→ **EXERCISE PROMPT**: Every line below that holds the string "Budget" must be copied.
+++ MATERIAL FOR THIS EXERCISE
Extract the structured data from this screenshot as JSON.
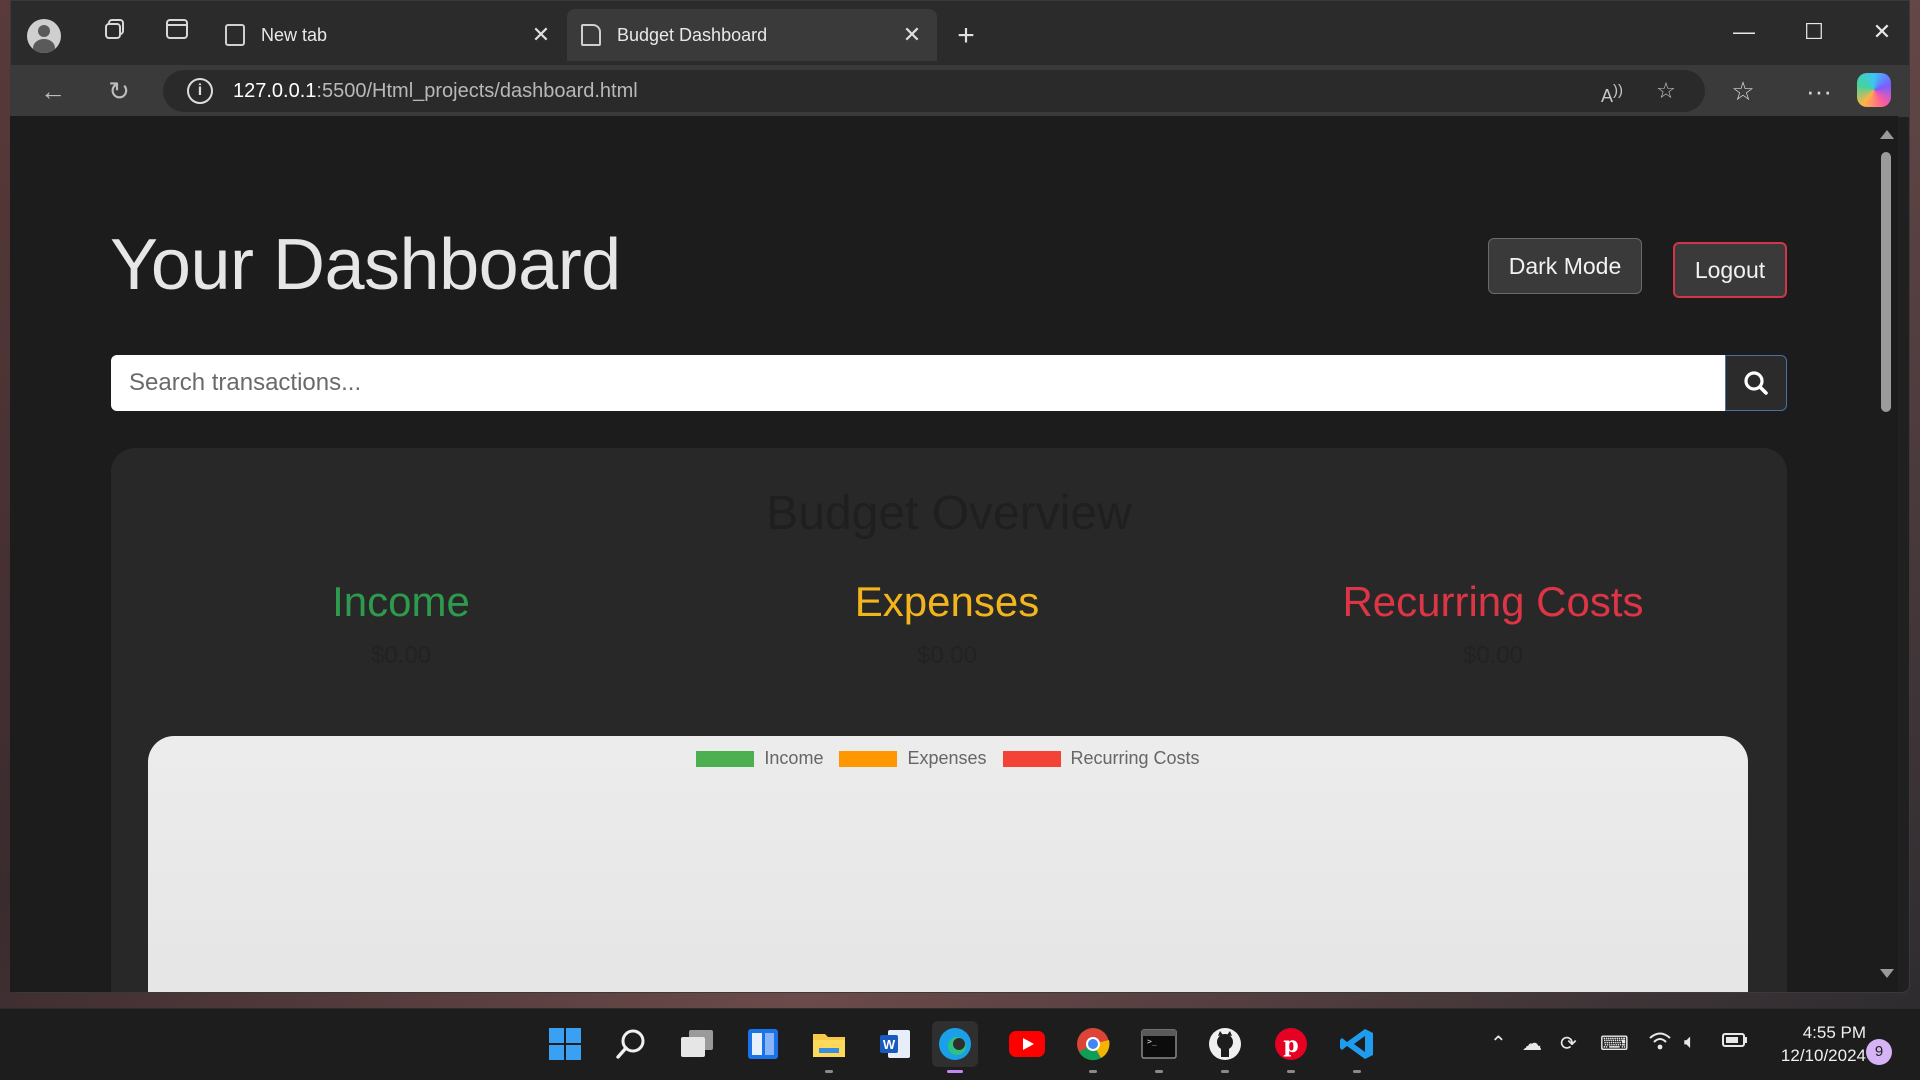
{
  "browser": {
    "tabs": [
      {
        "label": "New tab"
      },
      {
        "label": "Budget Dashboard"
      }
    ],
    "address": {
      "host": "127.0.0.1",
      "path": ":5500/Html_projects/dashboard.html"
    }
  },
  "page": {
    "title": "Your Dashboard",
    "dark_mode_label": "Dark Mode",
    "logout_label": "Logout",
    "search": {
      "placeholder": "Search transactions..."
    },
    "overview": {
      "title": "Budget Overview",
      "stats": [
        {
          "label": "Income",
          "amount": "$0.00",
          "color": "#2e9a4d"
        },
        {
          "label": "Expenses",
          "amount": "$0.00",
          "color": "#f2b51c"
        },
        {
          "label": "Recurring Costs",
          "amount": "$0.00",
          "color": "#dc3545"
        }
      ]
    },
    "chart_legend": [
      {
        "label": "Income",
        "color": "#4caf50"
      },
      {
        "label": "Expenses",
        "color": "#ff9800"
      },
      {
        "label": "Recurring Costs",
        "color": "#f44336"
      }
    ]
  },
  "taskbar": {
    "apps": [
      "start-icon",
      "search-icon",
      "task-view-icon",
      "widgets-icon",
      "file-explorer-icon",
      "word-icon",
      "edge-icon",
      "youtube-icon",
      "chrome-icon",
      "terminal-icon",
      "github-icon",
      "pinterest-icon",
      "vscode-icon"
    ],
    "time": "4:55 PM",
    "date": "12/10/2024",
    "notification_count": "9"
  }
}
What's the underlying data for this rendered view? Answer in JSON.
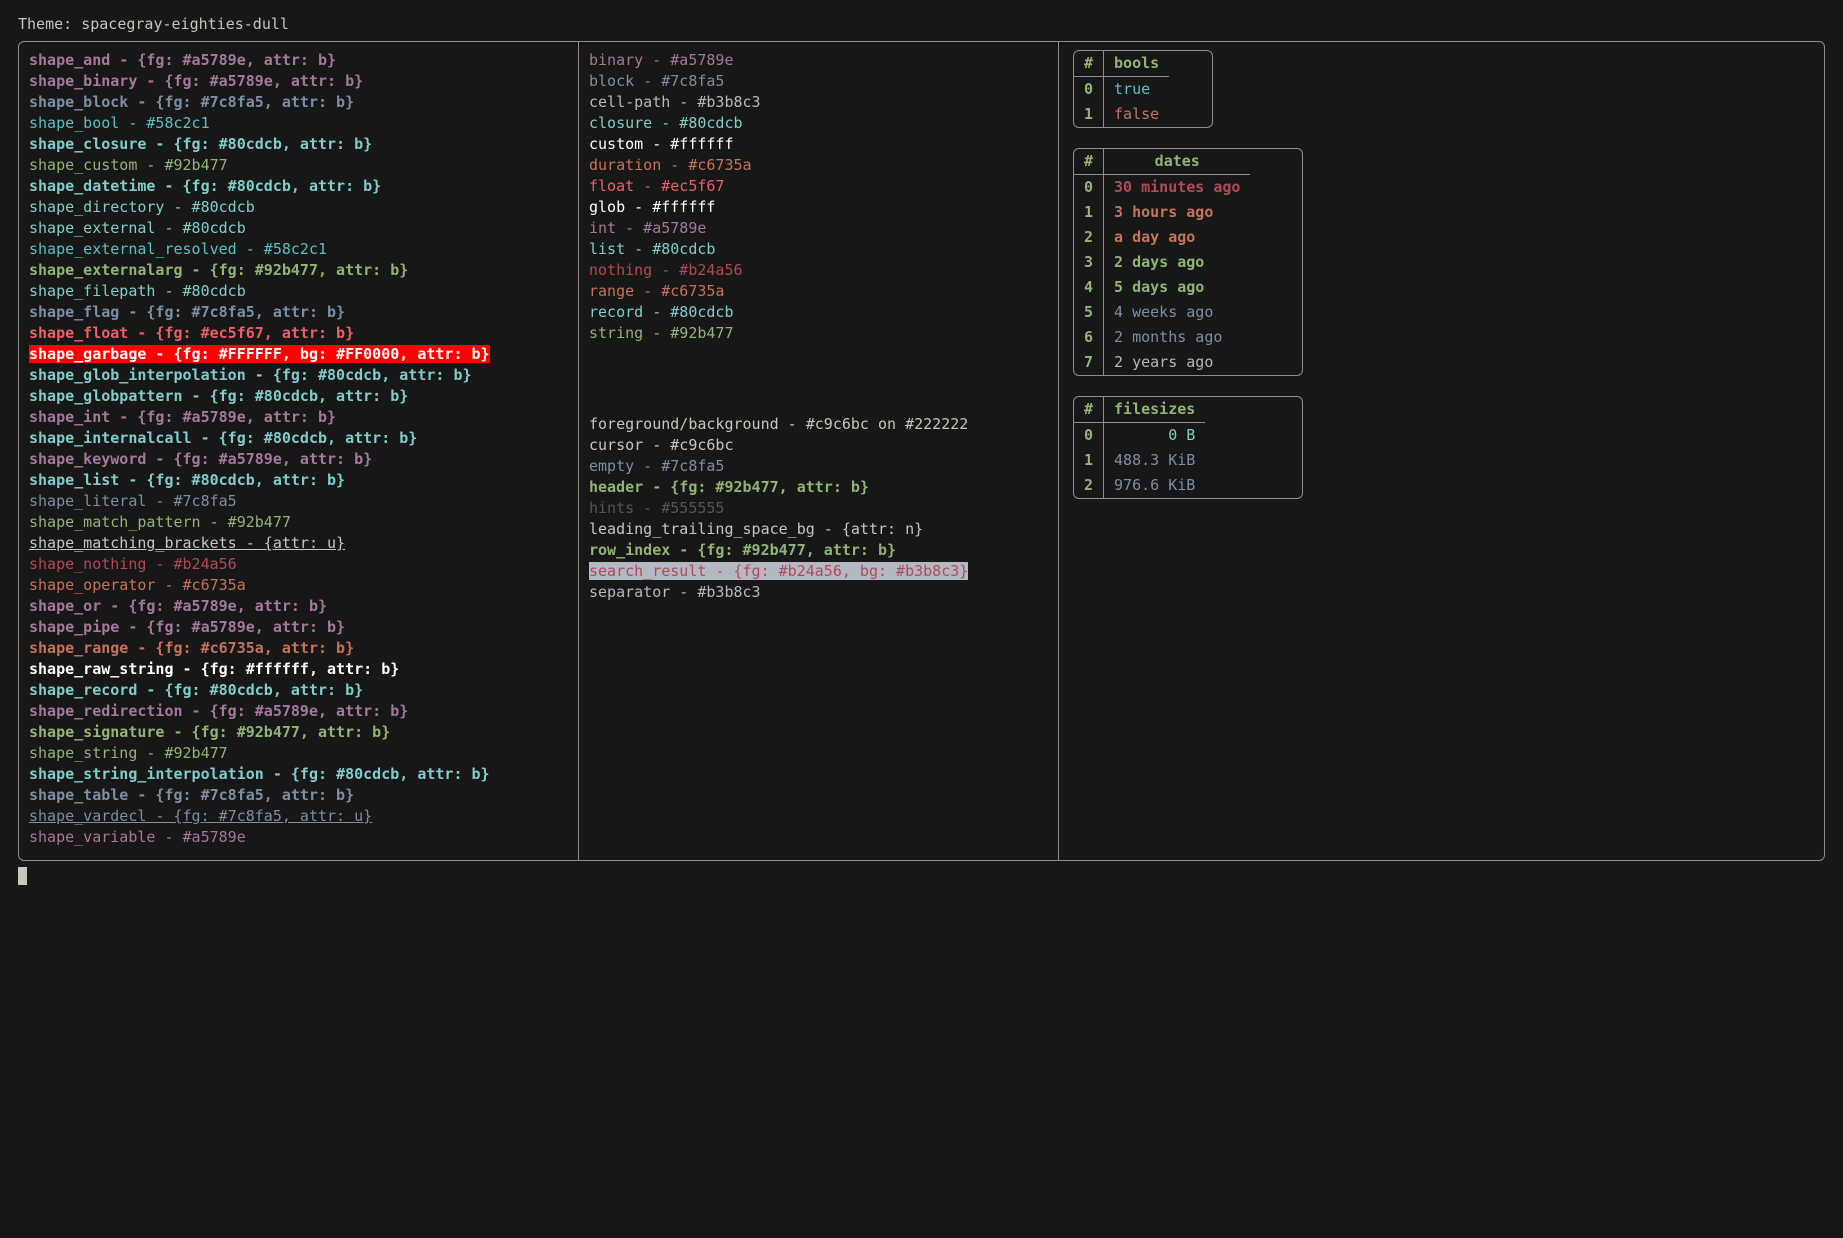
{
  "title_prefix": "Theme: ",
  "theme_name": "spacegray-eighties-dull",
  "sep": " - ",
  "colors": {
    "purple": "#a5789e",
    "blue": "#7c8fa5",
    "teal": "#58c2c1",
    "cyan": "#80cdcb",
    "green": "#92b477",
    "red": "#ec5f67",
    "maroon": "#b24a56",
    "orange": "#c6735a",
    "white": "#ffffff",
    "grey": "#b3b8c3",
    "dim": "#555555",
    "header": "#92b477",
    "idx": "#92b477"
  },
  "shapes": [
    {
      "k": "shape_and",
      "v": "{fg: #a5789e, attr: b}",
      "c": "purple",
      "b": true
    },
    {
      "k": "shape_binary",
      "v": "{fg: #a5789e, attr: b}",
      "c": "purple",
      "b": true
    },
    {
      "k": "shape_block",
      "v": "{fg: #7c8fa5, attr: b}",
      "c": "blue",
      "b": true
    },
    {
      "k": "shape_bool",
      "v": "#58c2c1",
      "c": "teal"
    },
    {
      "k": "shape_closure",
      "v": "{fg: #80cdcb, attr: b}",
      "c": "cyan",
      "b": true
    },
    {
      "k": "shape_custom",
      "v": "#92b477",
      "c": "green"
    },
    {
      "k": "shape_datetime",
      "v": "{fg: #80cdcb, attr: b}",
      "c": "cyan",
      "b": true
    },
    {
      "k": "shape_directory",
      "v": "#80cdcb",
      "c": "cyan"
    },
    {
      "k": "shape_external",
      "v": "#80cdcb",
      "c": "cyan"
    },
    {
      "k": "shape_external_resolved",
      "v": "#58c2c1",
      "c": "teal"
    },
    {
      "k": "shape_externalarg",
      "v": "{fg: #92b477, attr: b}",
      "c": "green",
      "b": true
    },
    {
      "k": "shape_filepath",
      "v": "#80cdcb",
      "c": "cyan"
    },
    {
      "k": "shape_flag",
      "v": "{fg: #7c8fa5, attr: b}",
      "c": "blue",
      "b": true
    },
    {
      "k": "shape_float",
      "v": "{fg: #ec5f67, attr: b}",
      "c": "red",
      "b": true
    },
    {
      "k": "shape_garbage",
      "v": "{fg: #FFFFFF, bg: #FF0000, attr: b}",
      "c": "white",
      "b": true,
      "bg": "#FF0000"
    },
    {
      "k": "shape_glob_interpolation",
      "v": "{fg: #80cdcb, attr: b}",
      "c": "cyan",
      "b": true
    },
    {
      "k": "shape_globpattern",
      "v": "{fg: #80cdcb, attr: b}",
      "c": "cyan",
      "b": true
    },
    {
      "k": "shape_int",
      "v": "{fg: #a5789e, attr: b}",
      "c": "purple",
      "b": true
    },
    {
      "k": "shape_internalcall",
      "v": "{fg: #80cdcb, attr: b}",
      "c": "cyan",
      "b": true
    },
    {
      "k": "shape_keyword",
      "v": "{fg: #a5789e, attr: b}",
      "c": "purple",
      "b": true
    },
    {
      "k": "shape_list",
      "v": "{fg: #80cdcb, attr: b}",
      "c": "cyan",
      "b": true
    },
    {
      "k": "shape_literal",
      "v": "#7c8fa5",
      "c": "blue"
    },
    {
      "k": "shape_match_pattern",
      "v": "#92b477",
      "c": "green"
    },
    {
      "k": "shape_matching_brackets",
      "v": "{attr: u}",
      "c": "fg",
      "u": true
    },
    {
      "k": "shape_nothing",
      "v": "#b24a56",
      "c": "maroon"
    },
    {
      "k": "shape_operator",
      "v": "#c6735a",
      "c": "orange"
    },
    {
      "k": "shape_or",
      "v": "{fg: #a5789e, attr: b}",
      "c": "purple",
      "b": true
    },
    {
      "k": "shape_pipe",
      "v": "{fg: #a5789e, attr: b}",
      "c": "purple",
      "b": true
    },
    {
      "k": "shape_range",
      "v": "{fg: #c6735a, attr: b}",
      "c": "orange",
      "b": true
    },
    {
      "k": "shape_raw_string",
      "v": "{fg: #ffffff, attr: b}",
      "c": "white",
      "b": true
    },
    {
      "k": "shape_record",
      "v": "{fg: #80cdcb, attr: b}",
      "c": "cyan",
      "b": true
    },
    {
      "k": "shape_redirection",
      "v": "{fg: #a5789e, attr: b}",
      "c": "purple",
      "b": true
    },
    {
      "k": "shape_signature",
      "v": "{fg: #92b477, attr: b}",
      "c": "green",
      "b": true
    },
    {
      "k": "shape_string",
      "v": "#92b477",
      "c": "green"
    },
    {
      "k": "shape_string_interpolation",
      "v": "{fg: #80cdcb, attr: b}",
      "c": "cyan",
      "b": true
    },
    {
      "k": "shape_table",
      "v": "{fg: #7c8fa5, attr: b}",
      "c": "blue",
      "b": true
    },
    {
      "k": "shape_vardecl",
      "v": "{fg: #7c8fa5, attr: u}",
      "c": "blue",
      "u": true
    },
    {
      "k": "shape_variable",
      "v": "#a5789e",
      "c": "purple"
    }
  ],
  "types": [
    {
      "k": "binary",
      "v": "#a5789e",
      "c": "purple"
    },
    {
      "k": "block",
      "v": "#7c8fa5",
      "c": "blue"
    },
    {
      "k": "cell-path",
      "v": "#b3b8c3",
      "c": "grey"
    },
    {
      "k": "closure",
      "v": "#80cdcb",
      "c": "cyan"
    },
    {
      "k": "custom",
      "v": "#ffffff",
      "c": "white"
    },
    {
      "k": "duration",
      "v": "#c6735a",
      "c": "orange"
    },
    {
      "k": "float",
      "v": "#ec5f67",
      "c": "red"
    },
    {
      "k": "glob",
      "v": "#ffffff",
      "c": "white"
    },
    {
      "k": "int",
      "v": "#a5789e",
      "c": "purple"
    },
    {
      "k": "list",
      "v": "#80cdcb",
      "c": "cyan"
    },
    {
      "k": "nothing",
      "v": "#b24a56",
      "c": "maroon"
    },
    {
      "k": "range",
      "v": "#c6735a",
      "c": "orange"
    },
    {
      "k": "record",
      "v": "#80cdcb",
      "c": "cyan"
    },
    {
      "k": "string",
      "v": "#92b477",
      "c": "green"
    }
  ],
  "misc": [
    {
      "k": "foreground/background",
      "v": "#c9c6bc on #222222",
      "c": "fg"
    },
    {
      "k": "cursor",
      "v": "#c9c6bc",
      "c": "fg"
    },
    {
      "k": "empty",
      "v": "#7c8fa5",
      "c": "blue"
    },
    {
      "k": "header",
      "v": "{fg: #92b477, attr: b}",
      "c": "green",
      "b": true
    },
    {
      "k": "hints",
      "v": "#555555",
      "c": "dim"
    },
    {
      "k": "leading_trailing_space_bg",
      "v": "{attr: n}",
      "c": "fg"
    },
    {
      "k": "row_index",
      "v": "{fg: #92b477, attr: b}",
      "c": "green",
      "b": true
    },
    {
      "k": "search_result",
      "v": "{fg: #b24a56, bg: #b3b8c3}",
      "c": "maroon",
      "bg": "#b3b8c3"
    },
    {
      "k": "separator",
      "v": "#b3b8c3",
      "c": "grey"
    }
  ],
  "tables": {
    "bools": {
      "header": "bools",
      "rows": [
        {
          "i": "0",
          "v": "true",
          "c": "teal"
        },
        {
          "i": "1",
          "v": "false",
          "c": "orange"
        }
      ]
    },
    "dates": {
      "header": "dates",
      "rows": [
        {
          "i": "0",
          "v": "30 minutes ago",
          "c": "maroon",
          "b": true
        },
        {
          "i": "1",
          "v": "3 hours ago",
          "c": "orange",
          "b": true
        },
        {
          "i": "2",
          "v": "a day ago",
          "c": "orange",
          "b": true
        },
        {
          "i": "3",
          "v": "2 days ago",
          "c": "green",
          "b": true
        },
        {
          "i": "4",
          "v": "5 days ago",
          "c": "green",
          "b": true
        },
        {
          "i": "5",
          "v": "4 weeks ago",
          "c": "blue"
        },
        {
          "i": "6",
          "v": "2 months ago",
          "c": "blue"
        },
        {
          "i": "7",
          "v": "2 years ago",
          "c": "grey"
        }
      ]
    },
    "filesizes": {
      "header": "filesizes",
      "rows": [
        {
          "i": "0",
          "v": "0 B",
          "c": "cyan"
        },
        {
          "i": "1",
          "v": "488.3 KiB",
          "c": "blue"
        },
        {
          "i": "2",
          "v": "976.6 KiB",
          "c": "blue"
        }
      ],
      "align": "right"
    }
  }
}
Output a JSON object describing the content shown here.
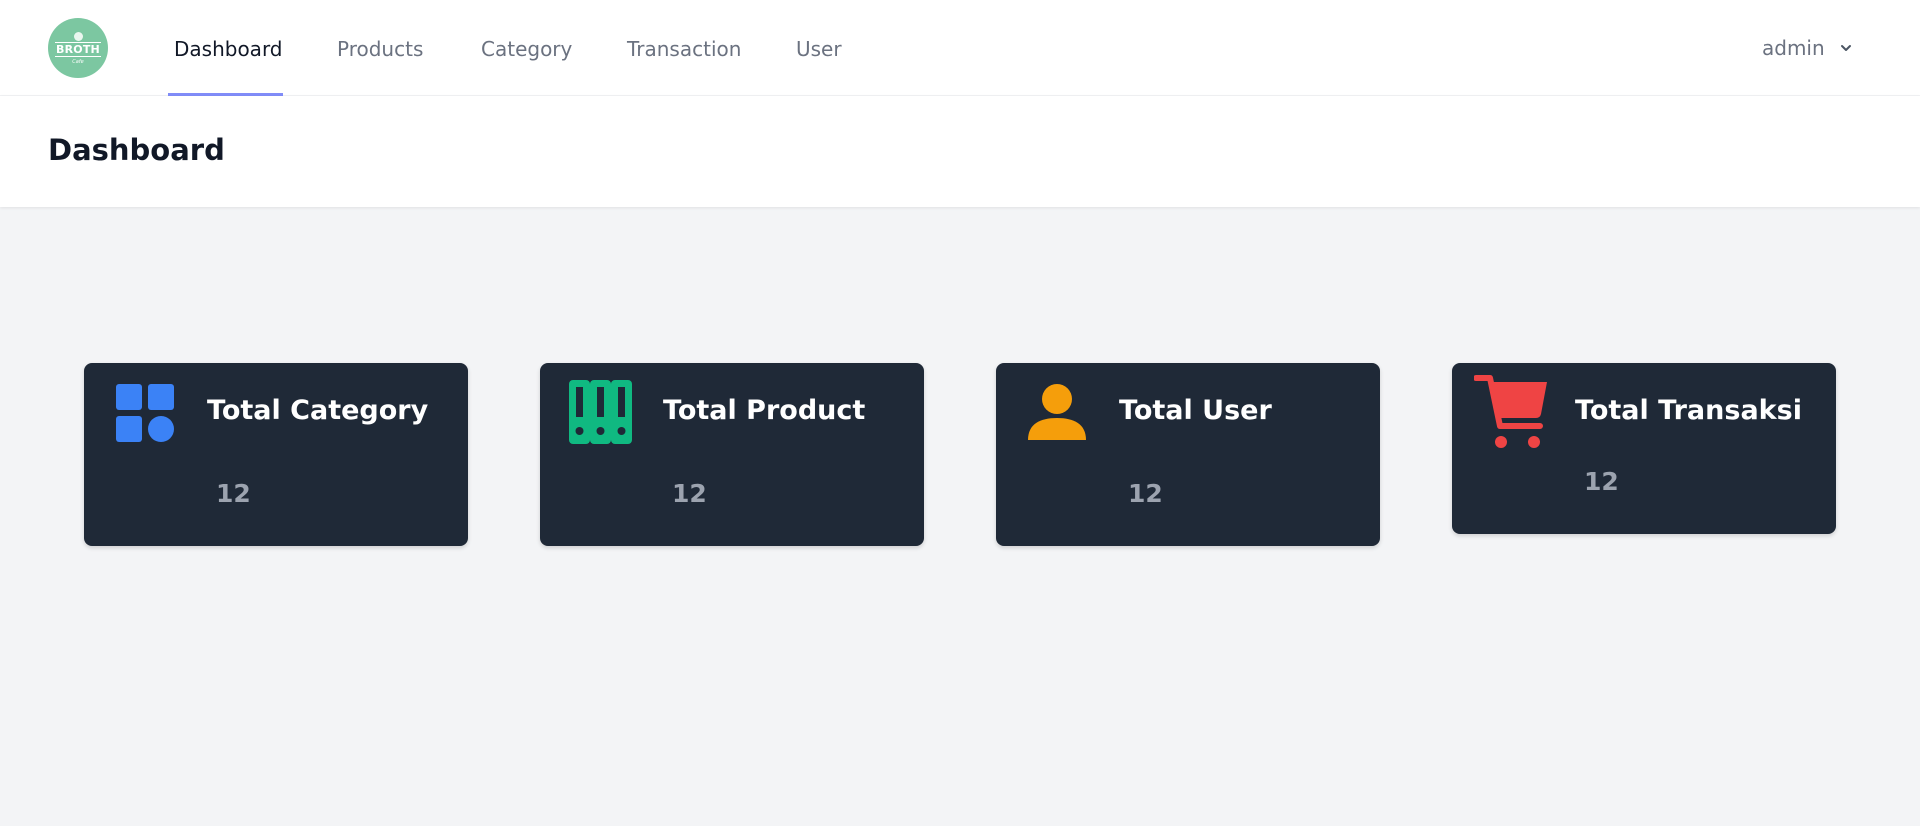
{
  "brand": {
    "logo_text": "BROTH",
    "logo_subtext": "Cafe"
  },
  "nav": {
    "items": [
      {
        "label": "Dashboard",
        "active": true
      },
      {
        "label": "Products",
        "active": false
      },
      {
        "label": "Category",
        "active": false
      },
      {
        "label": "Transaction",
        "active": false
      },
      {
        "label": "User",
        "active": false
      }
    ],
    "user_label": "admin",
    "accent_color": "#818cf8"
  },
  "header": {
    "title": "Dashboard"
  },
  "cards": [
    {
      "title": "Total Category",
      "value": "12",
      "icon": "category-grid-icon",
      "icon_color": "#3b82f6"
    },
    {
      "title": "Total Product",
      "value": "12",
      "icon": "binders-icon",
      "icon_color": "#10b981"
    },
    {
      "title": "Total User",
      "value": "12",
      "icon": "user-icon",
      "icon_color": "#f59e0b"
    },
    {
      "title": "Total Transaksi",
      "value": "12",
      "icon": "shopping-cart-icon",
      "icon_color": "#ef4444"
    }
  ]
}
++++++
→ **SOLUTION FOR THIS EXERCISE**:
        "label": "Budget Dashboard"
      "title": "Budget Overview",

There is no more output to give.